* _Aim of the task_: Reproduce all entries precisely, down to the last character.
━━━
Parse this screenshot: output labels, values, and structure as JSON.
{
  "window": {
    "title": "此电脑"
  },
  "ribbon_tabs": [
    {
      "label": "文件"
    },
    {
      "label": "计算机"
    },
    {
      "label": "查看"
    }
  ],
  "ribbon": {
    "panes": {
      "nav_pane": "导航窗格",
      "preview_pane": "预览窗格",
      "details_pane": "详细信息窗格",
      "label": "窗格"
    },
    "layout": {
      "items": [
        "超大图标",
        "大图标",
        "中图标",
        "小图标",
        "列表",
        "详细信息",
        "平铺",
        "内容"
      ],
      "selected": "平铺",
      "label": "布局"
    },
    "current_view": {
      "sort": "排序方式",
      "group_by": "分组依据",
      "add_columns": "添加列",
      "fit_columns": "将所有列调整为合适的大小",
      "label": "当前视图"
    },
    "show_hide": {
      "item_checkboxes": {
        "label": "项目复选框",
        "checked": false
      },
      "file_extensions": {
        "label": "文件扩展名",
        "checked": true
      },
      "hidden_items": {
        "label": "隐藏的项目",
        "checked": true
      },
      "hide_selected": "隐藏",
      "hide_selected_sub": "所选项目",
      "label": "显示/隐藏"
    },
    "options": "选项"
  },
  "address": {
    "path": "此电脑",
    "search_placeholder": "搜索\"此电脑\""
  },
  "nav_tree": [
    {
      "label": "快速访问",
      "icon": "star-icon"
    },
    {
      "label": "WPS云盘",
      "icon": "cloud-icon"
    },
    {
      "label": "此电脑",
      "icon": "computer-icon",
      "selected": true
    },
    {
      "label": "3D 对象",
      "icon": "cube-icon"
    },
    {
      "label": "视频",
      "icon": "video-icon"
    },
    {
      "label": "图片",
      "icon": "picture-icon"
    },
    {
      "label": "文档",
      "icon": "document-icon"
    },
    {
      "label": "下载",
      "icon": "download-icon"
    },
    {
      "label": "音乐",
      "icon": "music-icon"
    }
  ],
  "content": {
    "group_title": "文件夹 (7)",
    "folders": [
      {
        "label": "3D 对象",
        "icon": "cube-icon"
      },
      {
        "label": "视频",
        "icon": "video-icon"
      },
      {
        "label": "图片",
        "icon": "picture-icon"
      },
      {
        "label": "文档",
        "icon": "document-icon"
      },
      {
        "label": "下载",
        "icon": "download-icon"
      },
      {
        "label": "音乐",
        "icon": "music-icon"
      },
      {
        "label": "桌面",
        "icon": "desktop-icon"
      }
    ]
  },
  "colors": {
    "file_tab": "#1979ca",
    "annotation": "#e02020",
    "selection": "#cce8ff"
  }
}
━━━
* _Exercise result_:
Parse this screenshot: output labels, values, and structure as JSON.
{
  "window": {
    "title": "此电脑"
  },
  "ribbon_tabs": [
    {
      "label": "文件"
    },
    {
      "label": "计算机"
    },
    {
      "label": "查看"
    }
  ],
  "ribbon": {
    "panes": {
      "nav_pane": "导航窗格",
      "preview_pane": "预览窗格",
      "details_pane": "详细信息窗格",
      "label": "窗格"
    },
    "layout": {
      "items": [
        "超大图标",
        "大图标",
        "中图标",
        "小图标",
        "列表",
        "详细信息",
        "平铺",
        "内容"
      ],
      "selected": "平铺",
      "label": "布局"
    },
    "current_view": {
      "sort": "排序方式",
      "group_by": "分组依据",
      "add_columns": "添加列",
      "fit_columns": "将所有列调整为合适的大小",
      "label": "当前视图"
    },
    "show_hide": {
      "item_checkboxes": {
        "label": "项目复选框",
        "checked": false
      },
      "file_extensions": {
        "label": "文件扩展名",
        "checked": true
      },
      "hidden_items": {
        "label": "隐藏的项目",
        "checked": true
      },
      "hide_selected": "隐藏",
      "hide_selected_sub": "所选项目",
      "label": "显示/隐藏"
    },
    "options": "选项"
  },
  "address": {
    "path": "此电脑",
    "search_placeholder": "搜索\"此电脑\""
  },
  "nav_tree": [
    {
      "label": "快速访问",
      "icon": "star-icon"
    },
    {
      "label": "WPS云盘",
      "icon": "cloud-icon"
    },
    {
      "label": "此电脑",
      "icon": "computer-icon",
      "selected": true
    },
    {
      "label": "3D 对象",
      "icon": "cube-icon"
    },
    {
      "label": "视频",
      "icon": "video-icon"
    },
    {
      "label": "图片",
      "icon": "picture-icon"
    },
    {
      "label": "文档",
      "icon": "document-icon"
    },
    {
      "label": "下载",
      "icon": "download-icon"
    },
    {
      "label": "音乐",
      "icon": "music-icon"
    }
  ],
  "content": {
    "group_title": "文件夹 (7)",
    "folders": [
      {
        "label": "3D 对象",
        "icon": "cube-icon"
      },
      {
        "label": "视频",
        "icon": "video-icon"
      },
      {
        "label": "图片",
        "icon": "picture-icon"
      },
      {
        "label": "文档",
        "icon": "document-icon"
      },
      {
        "label": "下载",
        "icon": "download-icon"
      },
      {
        "label": "音乐",
        "icon": "music-icon"
      },
      {
        "label": "桌面",
        "icon": "desktop-icon"
      }
    ]
  },
  "colors": {
    "file_tab": "#1979ca",
    "annotation": "#e02020",
    "selection": "#cce8ff"
  }
}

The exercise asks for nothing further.